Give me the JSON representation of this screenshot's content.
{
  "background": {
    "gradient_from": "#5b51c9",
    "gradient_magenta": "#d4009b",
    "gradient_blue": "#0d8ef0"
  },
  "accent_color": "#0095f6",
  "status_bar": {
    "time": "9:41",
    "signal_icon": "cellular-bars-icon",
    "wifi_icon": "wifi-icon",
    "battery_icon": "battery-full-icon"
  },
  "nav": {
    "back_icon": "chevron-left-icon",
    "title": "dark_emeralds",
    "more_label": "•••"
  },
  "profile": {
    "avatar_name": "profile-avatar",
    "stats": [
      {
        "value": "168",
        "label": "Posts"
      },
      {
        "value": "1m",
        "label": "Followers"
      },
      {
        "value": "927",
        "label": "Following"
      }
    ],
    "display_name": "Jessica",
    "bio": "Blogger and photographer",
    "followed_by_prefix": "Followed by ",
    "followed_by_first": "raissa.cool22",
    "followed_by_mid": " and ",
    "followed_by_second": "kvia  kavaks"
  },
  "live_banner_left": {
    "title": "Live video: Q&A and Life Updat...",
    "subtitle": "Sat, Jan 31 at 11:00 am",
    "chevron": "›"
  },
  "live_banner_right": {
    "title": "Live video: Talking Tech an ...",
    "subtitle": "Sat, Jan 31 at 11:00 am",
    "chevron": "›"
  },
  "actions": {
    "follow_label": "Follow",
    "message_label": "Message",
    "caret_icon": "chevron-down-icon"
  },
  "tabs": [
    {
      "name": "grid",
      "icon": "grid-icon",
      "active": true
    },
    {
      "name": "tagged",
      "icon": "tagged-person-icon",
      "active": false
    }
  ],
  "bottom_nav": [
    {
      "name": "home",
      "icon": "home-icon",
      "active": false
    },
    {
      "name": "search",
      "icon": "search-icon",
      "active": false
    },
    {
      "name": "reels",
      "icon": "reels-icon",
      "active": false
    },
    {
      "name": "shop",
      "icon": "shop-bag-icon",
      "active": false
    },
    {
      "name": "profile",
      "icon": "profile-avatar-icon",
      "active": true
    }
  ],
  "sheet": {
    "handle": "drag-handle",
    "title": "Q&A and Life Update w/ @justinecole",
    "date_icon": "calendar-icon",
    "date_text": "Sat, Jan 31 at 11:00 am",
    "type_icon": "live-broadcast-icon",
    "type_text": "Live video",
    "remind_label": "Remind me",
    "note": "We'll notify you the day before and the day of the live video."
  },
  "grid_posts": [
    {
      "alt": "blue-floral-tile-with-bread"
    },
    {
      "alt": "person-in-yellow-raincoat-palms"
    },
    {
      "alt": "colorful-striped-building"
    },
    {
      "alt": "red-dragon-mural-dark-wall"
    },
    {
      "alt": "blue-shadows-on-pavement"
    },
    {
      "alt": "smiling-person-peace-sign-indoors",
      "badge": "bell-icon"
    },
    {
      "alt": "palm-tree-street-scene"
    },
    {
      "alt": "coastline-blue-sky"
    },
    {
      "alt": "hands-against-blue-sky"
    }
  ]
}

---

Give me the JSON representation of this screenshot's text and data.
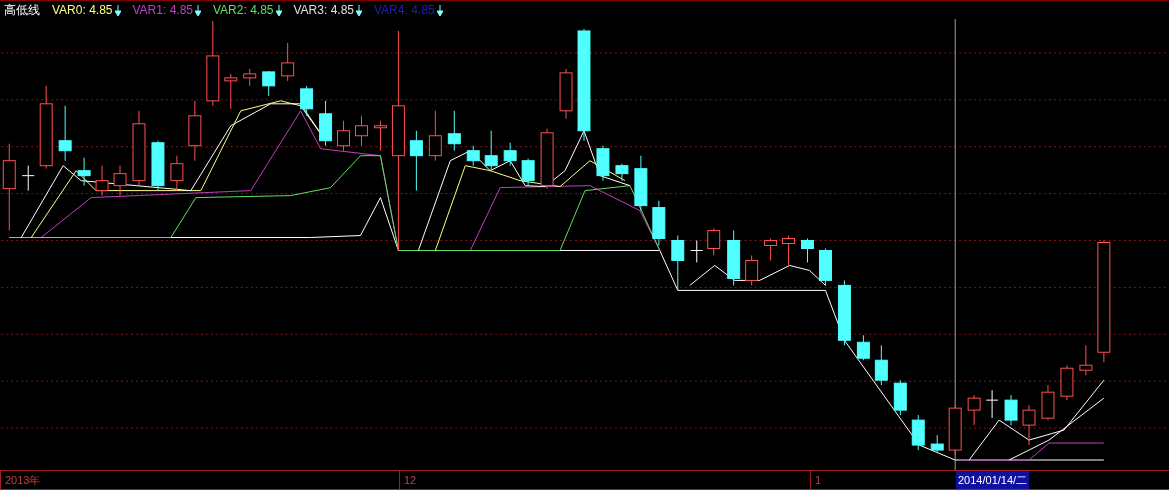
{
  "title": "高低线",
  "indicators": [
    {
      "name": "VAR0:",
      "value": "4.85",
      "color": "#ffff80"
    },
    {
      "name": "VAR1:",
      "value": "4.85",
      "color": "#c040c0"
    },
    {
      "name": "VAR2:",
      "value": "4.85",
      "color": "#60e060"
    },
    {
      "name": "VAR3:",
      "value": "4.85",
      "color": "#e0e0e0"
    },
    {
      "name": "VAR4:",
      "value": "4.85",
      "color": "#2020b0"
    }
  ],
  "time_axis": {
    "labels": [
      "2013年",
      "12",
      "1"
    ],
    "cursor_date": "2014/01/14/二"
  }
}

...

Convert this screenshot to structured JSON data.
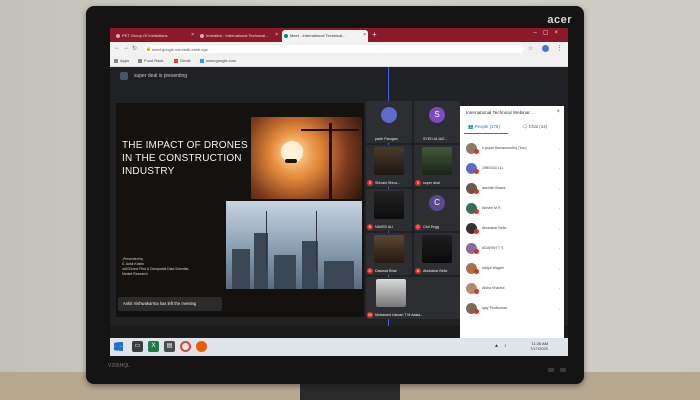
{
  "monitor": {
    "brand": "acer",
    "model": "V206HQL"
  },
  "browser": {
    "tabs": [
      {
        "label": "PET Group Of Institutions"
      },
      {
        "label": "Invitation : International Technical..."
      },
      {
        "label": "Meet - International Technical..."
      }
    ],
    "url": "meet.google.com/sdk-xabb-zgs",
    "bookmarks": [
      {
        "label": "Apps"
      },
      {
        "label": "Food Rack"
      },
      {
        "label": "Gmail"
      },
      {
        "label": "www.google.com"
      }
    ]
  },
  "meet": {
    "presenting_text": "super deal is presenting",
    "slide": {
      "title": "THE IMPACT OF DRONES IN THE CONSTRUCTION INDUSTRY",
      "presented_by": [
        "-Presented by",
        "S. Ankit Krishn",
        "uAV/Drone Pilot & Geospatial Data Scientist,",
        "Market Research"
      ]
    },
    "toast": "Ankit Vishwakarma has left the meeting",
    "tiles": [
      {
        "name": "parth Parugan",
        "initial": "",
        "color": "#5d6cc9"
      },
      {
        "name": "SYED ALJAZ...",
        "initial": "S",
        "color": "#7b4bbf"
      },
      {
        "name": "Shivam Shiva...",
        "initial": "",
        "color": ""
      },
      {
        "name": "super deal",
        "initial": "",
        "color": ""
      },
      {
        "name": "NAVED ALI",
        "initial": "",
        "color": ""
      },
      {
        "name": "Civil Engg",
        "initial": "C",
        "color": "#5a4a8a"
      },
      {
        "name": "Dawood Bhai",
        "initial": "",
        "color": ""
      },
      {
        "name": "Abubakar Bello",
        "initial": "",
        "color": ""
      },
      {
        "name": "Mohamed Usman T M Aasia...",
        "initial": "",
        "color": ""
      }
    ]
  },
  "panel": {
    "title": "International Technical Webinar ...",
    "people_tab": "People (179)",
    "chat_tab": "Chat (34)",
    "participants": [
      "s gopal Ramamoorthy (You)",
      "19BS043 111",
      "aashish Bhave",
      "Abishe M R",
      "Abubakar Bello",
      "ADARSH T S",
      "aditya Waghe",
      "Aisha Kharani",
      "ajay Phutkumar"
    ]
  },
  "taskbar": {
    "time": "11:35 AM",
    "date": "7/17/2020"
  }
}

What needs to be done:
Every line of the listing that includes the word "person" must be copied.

Result:
      "icon": "tagged-person-icon",
      "alt": "person-in-yellow-raincoat-palms"
      "alt": "smiling-person-peace-sign-indoors",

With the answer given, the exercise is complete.